got up.

“Don’t worry, Maria, I’ll sit with her for a while.”

I walked my aunt to the hallway as she gripped my arm
tightly, and sat her on a soft armchair. She shifted around
nervously, trying to find a position that would accommodate
the bulging tumor protruding from her abdomen.

“Tía Bebi, ¿que quierés?”

“A cigarette.”

I pulled one out of a pack of Parliaments, put it between my
lips, lit it, inhaled once, and offered it to her, holding
the cigarette steady between my fingers. She was too weak to
hold it herself.

“Should she really be smoking?” the night nurse asked,
standing awkwardly by the door of the bedroom.

My aunt and I both stared at her. “It doesn’t really matter
much anymore, does it?” I asked. The nurse retired promptly,
leaving us alone.

After a while, the inevitable came up. ¿Y
Suiza
?”

I hesitated. “Tía Bebi. Do you think you’re able to travel
anymore?” She sat for a while, staring off into space, her
body shaking, her breathing laborious and loud. I offered her
another drag from the cigarette, and she took it. Finally,
she shook her head. No, she was not well enough, and she knew
it.
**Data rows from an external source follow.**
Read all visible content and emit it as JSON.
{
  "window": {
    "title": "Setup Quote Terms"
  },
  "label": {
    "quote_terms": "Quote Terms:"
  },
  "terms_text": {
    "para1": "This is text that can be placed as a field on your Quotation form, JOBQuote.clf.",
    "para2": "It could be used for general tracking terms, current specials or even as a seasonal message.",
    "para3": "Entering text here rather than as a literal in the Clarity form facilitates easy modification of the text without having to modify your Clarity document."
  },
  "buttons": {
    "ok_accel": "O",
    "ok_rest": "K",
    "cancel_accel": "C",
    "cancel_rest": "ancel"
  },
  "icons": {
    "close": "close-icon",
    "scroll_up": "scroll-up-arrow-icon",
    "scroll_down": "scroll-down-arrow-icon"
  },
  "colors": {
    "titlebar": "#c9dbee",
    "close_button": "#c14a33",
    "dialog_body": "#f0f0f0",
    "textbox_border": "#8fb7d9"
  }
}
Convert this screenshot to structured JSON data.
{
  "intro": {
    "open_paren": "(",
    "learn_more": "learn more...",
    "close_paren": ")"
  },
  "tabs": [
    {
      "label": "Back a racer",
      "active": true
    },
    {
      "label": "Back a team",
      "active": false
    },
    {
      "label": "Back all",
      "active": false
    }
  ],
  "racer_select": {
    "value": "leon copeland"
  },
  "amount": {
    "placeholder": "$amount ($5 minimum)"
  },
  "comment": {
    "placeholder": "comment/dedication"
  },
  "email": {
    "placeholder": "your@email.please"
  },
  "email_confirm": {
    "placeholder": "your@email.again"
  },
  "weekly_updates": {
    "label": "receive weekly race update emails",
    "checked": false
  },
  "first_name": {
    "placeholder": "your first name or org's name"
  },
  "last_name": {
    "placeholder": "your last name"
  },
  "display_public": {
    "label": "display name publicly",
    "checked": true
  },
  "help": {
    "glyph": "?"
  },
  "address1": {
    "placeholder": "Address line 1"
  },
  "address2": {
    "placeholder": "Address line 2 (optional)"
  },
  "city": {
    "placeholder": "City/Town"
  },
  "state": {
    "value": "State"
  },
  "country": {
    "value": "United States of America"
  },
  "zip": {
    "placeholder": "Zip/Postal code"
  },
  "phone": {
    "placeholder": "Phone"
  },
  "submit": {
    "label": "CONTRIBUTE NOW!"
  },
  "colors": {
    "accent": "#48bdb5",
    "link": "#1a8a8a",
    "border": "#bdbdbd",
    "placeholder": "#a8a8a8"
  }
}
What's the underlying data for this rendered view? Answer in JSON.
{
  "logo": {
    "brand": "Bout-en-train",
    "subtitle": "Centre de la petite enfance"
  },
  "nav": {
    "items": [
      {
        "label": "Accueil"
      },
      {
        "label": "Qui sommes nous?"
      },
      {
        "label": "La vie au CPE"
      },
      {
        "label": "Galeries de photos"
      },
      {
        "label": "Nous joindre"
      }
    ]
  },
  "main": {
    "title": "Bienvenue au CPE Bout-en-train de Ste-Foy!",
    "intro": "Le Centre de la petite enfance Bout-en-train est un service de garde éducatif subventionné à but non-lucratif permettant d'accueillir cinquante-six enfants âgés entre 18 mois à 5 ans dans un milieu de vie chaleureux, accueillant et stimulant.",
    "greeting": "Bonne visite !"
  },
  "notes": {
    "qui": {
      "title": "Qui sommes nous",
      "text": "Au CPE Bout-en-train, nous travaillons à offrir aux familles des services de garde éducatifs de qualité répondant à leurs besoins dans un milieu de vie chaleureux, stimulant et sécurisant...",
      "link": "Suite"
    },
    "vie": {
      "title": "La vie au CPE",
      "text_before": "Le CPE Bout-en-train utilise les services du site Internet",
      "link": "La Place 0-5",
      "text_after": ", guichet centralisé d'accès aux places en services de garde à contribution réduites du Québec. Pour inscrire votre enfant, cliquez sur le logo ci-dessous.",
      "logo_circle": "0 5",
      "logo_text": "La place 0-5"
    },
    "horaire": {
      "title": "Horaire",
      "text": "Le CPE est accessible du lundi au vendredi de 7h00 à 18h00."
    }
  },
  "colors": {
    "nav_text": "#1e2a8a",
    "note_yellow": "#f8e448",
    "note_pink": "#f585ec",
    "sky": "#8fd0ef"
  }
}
“Perdón, tía Bebi. Forgive me. I tried, I really did.”

She nodded her head ever so slightly, taking ragged, broken
breaths.

Three days later, she was on a morphine drip. Three days
after that, on June 25, she was dead. We were relieved.

I called my mother some months after my aunt’s death.
I had just talked to Hanson about his fight to beat his brain
cancer, and I was overwhelmed with doubts about whether my
aunt should have undergone chemotherapy after all. My mother
listened quietly before saying: “It makes you wonder. Perhaps
Adri could have made it, too. I sometimes think about that.”

There was a silence on the phone as I waited for her to
continue, my heart sinking. Should we have pushed chemo?
Should we have somehow forced her to fight? My mother sighed,
then continued: “But in the end, I know she didn’t want to
fight. She wanted to go to Dignitas. She wanted to die on her
terms. She wanted it to be her choice. She spent a lifetime
feeling like she had no choice, and this was finally going to
be hers.”

I hung up, conflicted. In the end, my aunt didn’t get to
choose. She died in a way she explicitly wanted to avoid —
broken, in pain, humiliation, and anger. My aunt didn’t have
a death wish; she was not suicidal. She had plans, hopes, and
ambitions. She was terrified of dying. I saw that fear every
day I was with her. That’s precisely why I still wish she had
had the choice to end things on her terms: to confront that
mortal fear head-on, to take charge of it, and to own it. To
make it hers. ●

Luisa Rollenhagen is a Argentine-German journalist. She
works at GQ, and is currently based in New York.



Source link